PRATT, CHARLES, first Earl Camden (1714–1794), lord chancellor, third son of Sir John Pratt [q. v.] by his second wife, was born at Kensington, where he was baptised on 21 March 1714. He was educated at Eton, having for his contemporaries William Pitt, afterwards Earl of Chatham, his lifelong friend; George Lyttelton, afterwards first Baron Lyttelton; Sneyd Davies, and Horace Walpole. Proceeding to King's College, Cambridge, he was elected on to the foundation in October 1731, and three years later became fellow. Being already designed for the legal profession, he had been entered at the Inner Temple on 5 June 1728, and at college he applied himself to the study of law and constitutional history. He graduated B.A. in 1736 (M.A. in 1740), and was called to the bar at the Middle Temple on 17 June 1738. He paced Westminster Hall and rode the Western circuit for some years without a brief, and began to think of abandoning the profession. His melancholy condition drew from Sneyd Davies in 1743 an ode in which he sought to animate him by the example of the illustrious who, before him, had from obscurity ‘pleaded their way to glory's chair supreme’ (Dodsley, Collection of Poems by Several Hands, 1758, vi. 265; Nichols, Illustr. of Lit. i. 545). Some years afterwards a lucky chance proved the turning-point in his fortunes. He was briefed as junior to his friend Robert Henley, afterwards Lord-chancellor Northington, who fell or feigned to fall ill, and left him the entire conduct of the case, in which he showed such conspicuous ability as to establish his reputation. A whig in politics, he maintained, as counsel for William Owen, tried, on 6 July 1752, as the publisher of ‘The Case of the Hon. Alexander Murray,’ the then novel principle of the competence of juries to determine by general verdict the entire question (law as well as facts) in cases of seditious libel, with the result that the defendant was acquitted [see Murray, Alexander, d. 1777]. In 1755 he was made king's counsel and attorney-general to the Prince of Wales. In 1757 he succeeded Henley as attorney-general on the accession of Pitt to power on 1 July. During his tenure of this office he represented Downton in parliament. Office made no change in either his principles or his practice, and in conducting the ex-officio prosecution of John Shebbeare [q. v.] in November 1758 he emphasised his adhesion to the principle for which he had contended in Owen's case, by addressing himself exclusively to the jury.

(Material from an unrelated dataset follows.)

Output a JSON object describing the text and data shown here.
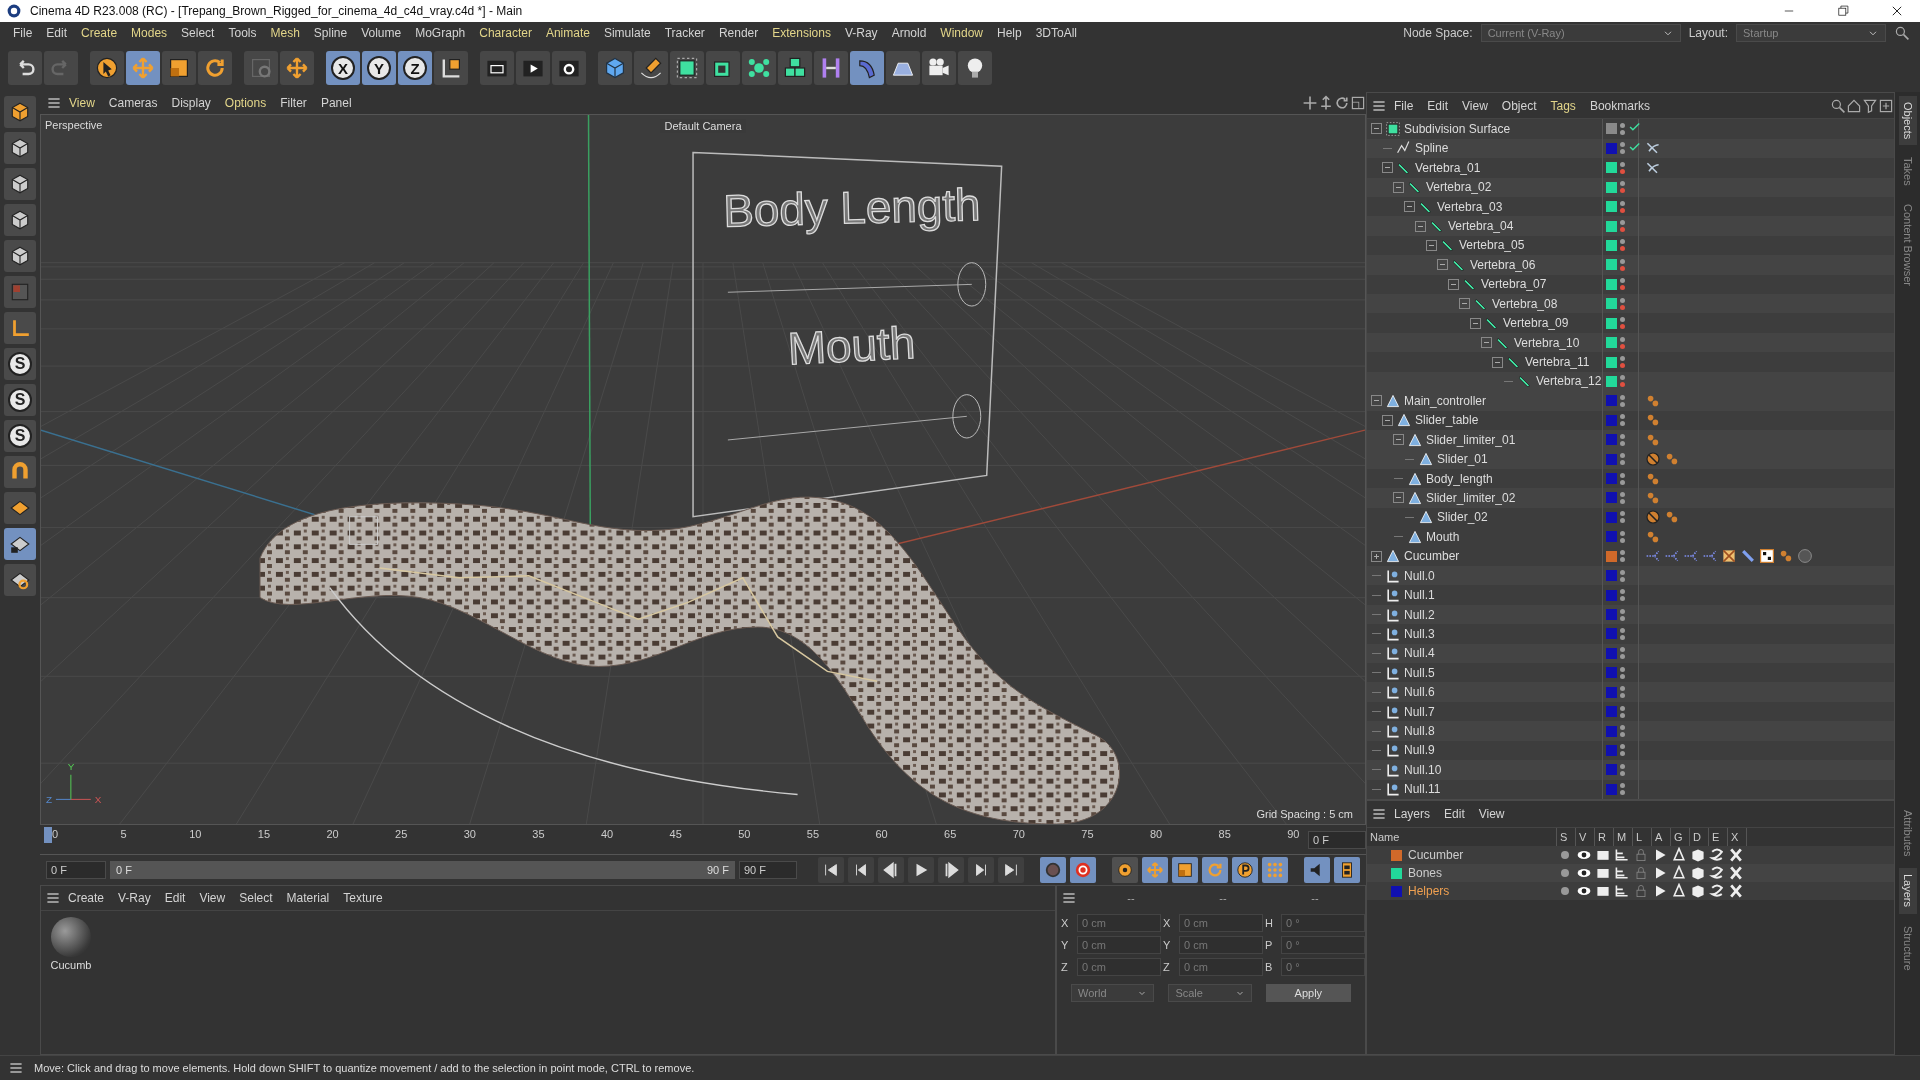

The same year he drafted and carried through the House of Commons a bill for extending the Habeas Corpus Act to civil cases, a measure the defeat of which by the House of Lords postponed a needful reform for half a century. In 1759 he was appointed recorder of Bath. The only state trials in which he figured during his attorney-generalship were those of the spy Florence Hensey [q. v.] and Laurence Shirley, fourth earl Ferrers [q. v.]

On the death of Sir John Willes [q. v.], Pratt was appointed chief justice of the court of common pleas, and knighted on 28 Dec. 1761. He took his seat in court on 23 Jan. 1762, being coifed the same day, and was sworn of the privy council on 15 Feb. following. On 30 April 1763 the arrest of John Wilkes [q. v.] under a general warrant issued by the secretary of state for the apprehension of the author of ‘North Briton,’ No. 45, raised the question of the legality of such warrants. Pratt had no doubt of their illegality, and, on Wilkes's application, granted a habeas corpus returnable the same day. On Wilkes's subsequent committal to the Tower under a particular warrant, the chief justice ordered his release on the ground of privilege of parliament (6 May). Of this decision parliament took cognisance on its reassembling in the following November, when resolutions were passed by both houses excepting cases of seditious libel from privilege, though a minority of the peers entered a protest in the journal of the house against this restriction of their ancient immunity.